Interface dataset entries
────────────────

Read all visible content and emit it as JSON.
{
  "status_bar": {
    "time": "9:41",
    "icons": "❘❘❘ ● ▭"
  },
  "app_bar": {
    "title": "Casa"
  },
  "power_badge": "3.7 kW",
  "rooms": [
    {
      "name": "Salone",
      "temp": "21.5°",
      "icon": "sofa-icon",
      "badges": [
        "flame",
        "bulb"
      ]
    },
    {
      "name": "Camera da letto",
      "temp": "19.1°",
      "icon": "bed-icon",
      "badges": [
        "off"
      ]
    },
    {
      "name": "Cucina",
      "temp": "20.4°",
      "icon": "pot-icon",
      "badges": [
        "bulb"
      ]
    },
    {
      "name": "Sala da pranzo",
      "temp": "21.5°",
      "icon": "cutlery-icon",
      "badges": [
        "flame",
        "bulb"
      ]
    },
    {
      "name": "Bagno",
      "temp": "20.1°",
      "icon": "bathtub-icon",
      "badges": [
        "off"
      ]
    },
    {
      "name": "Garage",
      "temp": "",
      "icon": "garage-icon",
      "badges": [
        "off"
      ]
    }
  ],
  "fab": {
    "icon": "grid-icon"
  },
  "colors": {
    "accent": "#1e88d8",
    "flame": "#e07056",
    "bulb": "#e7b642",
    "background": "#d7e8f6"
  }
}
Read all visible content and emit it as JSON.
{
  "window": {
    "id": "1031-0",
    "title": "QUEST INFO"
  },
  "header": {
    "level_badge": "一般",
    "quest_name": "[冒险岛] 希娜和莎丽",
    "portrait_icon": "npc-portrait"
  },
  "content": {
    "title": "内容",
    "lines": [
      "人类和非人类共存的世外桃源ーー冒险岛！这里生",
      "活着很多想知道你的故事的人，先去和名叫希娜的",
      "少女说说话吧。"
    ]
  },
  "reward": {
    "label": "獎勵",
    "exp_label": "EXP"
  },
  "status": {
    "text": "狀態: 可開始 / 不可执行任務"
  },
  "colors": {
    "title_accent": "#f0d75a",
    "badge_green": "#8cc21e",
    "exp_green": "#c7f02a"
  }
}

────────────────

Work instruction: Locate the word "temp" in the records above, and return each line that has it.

Answer box:
      "temp": "21.5°",
      "temp": "19.1°",
      "temp": "20.4°",
      "temp": "21.5°",
      "temp": "20.1°",
      "temp": "",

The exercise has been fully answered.